I believe that if a system cannot sustain the reboot of a single instance of Linux (physical or virtual) then there is a serious flaw in its architecture. To further that I think something like kpatch could end up being a strong crutch to bad architects out there; allowing them to  keep working in this flawed manner.

I know that my crazy idealism doesn’t represent the current reality everywhere (or almost anywhere). But if this is the only justification for its existence then I think we could have and should be using our cycles better somewhere else.

More details as I discover them.

Managing Purpose as much as Procedure

There are thousands of apps and books and philosophies out in the world designed to help people prioritize their work day and get more done.  Searching for ‘productivity books’ on Amazon provides 38,699 results. It is an entire industry, and a very lucrative one. What doesn’t seem to be an industry is managing the purpose behind all of those beautifully organized tasks. I think that is just as or more important than the task itself.

It sounds obvious, I know. Of course you should think about why you are doing the things that you have been tasked to complete.
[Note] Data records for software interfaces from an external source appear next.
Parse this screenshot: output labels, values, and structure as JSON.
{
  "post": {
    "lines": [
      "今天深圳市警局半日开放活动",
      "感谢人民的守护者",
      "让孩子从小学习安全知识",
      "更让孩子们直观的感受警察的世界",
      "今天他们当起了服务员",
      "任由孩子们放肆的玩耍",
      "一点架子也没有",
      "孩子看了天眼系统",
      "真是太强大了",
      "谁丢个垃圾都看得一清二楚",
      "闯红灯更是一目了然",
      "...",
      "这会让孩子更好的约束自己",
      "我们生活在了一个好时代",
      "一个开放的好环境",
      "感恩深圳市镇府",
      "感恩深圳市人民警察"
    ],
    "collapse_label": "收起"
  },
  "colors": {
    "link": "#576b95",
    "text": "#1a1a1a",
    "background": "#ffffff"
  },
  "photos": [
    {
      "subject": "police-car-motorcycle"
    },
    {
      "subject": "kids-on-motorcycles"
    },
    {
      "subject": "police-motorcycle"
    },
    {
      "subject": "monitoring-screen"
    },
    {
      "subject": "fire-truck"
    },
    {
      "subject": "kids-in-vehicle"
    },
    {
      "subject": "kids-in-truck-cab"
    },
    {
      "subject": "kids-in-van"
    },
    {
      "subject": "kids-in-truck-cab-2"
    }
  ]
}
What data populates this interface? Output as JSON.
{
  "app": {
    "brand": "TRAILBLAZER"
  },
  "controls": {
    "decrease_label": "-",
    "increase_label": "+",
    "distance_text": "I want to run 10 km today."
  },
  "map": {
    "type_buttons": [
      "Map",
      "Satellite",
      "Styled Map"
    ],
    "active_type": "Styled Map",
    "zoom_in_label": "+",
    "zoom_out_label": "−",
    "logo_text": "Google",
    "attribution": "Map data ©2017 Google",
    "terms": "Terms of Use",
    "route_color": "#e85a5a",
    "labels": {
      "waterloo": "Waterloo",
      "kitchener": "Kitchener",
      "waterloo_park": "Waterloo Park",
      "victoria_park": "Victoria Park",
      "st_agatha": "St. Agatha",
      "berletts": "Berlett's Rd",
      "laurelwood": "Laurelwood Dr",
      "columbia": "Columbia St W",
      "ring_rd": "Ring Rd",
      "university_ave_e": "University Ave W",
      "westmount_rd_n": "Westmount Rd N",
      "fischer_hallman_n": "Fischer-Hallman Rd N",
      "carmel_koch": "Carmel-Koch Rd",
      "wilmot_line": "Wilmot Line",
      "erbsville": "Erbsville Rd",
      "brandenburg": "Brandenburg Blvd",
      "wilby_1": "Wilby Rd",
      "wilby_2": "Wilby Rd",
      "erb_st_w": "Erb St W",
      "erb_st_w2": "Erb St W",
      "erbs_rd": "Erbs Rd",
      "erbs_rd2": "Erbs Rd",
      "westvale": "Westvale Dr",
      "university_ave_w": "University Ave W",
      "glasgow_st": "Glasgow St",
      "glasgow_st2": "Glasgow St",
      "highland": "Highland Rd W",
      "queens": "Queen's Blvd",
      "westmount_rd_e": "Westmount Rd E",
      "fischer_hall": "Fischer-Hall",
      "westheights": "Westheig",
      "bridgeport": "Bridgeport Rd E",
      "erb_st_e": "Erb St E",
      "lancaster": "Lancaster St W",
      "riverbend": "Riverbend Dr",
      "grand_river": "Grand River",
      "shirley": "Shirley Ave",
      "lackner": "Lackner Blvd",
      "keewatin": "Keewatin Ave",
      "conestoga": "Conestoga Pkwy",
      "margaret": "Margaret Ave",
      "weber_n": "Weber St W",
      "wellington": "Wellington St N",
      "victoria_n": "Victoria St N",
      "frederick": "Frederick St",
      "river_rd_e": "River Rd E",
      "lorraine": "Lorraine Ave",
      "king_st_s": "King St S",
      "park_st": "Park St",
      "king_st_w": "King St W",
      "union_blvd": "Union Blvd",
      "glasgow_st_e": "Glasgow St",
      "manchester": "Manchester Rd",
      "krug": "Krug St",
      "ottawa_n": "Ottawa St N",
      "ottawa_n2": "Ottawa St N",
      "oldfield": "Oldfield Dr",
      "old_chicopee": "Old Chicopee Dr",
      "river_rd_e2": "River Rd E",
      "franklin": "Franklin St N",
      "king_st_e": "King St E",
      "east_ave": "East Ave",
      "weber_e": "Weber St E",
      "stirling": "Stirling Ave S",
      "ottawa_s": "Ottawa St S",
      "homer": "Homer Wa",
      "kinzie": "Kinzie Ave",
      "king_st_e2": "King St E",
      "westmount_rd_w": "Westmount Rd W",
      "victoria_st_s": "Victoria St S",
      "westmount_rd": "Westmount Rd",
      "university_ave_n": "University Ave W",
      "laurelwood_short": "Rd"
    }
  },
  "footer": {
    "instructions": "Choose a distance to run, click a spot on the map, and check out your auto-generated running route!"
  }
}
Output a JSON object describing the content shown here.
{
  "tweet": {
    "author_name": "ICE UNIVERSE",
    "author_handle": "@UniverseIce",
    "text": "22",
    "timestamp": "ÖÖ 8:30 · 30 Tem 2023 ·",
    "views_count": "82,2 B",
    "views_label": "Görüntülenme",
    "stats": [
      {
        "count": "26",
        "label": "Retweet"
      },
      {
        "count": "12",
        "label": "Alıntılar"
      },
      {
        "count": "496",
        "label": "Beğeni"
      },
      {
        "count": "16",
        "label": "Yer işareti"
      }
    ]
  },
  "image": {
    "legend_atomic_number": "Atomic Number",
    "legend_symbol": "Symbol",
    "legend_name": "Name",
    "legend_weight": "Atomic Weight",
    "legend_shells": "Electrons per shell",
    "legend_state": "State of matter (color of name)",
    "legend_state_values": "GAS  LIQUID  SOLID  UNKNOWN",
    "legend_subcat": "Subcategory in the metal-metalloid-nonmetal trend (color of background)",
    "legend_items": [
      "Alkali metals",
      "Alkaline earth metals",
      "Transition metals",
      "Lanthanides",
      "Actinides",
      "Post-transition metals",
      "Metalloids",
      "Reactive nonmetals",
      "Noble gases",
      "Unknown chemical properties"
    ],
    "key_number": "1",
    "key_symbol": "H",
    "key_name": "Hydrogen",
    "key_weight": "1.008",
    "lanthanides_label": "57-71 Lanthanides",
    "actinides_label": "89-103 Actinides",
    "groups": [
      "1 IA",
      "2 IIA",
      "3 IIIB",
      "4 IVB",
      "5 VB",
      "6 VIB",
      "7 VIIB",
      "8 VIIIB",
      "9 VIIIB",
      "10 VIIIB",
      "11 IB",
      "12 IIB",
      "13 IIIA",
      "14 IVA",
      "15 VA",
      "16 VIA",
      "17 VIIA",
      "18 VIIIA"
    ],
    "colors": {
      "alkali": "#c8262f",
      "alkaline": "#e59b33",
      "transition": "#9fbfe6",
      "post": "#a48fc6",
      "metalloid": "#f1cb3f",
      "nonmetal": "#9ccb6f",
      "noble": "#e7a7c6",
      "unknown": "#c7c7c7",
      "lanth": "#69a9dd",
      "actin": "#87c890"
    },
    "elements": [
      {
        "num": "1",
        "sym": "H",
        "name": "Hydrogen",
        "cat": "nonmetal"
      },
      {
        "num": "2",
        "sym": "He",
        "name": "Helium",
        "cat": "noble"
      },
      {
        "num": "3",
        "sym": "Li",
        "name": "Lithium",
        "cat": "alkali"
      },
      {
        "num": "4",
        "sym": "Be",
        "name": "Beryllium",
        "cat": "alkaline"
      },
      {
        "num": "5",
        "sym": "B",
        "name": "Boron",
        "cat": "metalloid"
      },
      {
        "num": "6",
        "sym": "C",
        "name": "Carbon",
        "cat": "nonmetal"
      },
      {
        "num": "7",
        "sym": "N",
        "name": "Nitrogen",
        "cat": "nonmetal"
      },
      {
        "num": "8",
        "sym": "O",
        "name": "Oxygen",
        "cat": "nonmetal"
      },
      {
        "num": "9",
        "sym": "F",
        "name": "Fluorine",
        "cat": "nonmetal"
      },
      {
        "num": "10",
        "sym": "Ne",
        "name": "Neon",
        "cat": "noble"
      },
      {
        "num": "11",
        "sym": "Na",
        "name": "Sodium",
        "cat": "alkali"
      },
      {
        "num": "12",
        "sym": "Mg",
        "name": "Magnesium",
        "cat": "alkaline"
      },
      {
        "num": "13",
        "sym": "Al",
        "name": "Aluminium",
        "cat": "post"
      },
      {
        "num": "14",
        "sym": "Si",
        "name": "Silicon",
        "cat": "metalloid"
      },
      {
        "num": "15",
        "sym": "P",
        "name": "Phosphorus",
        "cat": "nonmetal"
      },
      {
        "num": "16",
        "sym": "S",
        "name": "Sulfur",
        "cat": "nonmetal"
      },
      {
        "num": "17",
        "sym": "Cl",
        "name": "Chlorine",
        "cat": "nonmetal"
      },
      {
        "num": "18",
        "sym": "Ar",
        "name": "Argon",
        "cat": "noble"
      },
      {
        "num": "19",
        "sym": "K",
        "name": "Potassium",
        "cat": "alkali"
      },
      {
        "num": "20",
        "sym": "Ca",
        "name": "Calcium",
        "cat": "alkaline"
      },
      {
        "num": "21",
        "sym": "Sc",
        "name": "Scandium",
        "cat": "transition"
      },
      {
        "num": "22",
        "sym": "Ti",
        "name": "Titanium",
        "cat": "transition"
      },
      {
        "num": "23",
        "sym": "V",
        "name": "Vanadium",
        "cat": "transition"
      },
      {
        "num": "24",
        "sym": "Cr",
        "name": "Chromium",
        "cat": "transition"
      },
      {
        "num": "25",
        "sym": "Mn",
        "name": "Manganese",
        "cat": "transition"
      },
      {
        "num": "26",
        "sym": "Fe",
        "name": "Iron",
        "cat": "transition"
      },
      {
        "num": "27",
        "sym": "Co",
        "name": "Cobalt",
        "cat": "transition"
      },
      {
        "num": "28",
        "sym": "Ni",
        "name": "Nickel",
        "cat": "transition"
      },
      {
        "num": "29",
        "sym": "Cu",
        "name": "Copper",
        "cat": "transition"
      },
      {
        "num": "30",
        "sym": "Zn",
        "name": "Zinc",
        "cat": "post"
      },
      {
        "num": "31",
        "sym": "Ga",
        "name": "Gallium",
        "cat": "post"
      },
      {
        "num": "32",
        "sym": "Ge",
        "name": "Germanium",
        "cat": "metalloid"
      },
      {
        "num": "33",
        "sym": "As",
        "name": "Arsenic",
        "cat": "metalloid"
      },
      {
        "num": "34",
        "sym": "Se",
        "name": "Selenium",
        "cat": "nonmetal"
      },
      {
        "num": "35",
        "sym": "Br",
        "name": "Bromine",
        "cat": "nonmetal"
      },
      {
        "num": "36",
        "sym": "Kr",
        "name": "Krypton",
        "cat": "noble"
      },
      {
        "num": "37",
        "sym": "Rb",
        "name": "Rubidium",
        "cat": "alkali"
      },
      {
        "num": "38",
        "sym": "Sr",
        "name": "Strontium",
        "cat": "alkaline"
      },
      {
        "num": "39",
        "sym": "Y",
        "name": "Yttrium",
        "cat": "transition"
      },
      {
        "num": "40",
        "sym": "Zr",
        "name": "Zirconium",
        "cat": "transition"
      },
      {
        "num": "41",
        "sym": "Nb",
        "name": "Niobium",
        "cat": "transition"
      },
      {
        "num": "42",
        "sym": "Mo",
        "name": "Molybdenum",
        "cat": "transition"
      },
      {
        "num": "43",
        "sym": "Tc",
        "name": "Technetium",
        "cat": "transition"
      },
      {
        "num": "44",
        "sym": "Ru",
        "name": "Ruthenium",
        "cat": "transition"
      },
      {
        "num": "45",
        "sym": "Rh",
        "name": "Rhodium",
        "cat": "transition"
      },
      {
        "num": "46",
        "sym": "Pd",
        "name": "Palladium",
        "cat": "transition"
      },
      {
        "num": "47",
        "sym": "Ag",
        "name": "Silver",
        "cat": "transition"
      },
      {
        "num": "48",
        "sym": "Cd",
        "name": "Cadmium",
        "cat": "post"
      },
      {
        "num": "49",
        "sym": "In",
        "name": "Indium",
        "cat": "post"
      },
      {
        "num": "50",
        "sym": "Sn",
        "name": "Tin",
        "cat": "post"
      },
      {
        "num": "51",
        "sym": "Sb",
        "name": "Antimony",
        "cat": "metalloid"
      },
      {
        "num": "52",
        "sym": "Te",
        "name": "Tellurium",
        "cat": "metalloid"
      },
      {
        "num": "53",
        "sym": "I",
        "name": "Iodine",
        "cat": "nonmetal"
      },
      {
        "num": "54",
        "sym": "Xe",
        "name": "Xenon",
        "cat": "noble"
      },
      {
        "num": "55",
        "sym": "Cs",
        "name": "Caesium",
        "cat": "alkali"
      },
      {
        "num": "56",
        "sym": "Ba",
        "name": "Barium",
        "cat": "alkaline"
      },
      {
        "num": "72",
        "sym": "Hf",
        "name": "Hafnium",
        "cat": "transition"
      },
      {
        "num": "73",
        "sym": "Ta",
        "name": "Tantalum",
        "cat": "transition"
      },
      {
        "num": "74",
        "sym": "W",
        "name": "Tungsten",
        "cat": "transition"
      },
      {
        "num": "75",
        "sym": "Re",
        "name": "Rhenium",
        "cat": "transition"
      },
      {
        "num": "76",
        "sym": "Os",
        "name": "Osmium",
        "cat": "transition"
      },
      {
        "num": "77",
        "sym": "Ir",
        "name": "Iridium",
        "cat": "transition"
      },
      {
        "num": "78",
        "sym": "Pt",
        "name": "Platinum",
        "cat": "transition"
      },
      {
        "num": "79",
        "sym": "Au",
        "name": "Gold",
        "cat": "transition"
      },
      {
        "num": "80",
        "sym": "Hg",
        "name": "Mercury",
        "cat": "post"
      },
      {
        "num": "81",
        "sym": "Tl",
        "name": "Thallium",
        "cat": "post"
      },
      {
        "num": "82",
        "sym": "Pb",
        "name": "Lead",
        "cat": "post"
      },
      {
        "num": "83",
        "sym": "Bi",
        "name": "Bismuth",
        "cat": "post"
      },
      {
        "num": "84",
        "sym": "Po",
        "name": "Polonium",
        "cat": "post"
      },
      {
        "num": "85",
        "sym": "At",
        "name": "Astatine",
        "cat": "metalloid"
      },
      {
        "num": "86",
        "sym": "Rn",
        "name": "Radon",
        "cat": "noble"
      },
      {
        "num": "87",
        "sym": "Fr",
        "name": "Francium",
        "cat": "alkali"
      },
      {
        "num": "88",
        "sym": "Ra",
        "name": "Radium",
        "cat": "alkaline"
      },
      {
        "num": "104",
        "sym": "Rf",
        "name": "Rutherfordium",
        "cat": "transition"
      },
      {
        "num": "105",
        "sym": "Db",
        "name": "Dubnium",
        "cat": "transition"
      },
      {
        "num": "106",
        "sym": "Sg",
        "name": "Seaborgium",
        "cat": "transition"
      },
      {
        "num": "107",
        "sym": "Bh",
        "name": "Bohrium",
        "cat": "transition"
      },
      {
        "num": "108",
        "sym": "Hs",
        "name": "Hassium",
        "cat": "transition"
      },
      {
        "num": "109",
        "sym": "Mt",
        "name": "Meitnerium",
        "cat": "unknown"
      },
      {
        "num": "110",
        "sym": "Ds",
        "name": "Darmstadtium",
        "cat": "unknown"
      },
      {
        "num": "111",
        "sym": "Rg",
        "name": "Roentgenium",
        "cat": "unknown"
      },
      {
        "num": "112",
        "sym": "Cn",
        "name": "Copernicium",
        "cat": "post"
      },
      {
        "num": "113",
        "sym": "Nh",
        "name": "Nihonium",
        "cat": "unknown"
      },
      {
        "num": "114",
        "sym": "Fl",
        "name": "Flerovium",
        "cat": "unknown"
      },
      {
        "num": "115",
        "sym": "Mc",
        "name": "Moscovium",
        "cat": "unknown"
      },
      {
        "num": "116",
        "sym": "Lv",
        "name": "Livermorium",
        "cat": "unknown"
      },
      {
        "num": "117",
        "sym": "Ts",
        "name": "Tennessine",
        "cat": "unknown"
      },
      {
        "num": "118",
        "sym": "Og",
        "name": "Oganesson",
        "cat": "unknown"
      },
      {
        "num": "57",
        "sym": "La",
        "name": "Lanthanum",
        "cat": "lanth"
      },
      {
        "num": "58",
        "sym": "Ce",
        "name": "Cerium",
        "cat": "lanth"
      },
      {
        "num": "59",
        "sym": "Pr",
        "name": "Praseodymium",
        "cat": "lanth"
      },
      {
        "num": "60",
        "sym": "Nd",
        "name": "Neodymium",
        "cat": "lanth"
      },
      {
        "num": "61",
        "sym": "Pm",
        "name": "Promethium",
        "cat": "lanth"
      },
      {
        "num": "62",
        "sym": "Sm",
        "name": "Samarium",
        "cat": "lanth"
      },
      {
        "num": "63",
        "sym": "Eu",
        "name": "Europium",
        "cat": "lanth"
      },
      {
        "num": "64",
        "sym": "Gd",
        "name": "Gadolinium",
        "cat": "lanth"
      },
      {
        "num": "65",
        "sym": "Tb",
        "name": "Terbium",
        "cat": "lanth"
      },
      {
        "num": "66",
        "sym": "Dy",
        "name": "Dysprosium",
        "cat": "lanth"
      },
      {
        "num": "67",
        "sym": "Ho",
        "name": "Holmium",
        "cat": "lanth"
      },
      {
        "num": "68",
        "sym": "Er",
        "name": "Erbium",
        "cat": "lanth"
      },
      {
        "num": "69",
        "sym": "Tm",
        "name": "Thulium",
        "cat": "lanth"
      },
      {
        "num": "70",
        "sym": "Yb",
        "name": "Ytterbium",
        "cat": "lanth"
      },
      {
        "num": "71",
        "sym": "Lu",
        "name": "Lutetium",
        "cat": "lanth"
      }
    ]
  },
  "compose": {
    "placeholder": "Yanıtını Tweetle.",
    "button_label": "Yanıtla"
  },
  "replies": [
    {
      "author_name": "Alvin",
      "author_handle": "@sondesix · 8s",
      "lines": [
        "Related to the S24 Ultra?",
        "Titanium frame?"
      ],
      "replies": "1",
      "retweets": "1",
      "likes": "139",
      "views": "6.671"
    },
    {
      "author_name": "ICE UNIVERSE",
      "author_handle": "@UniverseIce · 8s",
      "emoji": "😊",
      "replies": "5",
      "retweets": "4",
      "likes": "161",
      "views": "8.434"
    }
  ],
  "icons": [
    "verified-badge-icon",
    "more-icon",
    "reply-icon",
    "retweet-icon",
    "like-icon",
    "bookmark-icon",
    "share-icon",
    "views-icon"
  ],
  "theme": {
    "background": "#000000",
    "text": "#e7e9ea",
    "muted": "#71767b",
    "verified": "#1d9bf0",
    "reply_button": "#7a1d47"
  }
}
But I have seen so many examples of people not truly doing that exact thing that I don’t think it is given a lot of thought by professionals.

The definition of ‘why’ is the biggest problem. Most people report to someone else in their company; we all have a boss. From that boss we are given our share of the company’s picture and asked to perform our task to further the company’s agenda. That is awesome, and I’m all for it. A company certainly thinks through why it is doing something. The successful companies think it through, at least. Unfortunately, ‘because the company said so and I don’t want to get griped at (or worse)’ isn’t a justification that will easily help you move your career forward.

‘Why are YOU performing that task?’ is a better question to ask. Unless you are 100% satisfied and happy in your current position and have no desire to grow or move on, you should be performing that task to move forward in your career as well as to help your company realize its goals. Moving forward in your career requires expanding your skills and experiences so you can take on more responsibility and handle larger issues.

Again, it sounds like a no-brainer, but how often do you truly ask yourself that question:

How is this task on my [calendar/TODO list/productivity app/sticky note] helping me move forward toward a defined goal that I have set for myself?

Sometimes it’s obvious how it aligns to your goals. Conferences, Training, chances to present to others, etc. are easily identified as contributing to anyone’s toolbox. But the devil is in the details. Looking through my daily TODO list (currently kept in Evernote, but that changes all the time because I’m hooked on productivity apps), I can honestly say that I can align all of my daily tasks to a goal that moves me forward in my career.

Having that knowledge is powerful. Once you are consciously aware of how a task can help you move forward, you can take full advantage of the opportunity to hone those skill(s). Over time, this change in philosophy can help turbo-charge your career path. I have driven co-workers and supervisors to the edge of insanity asking these questions over the years. But I can say that this philosophy, which is what it is more than anything else I think, has helped push my career forward faster than most people I got started in IT with 7 years ago (for the record, I was 29 years old when I started my first IT gig).

I firmly believe that there is almost no such thing as ‘busywork’. If it doesn’t align with your goals in some way, then you probably aren’t the right person to be doing it or maybe it’s time to start the old job search again.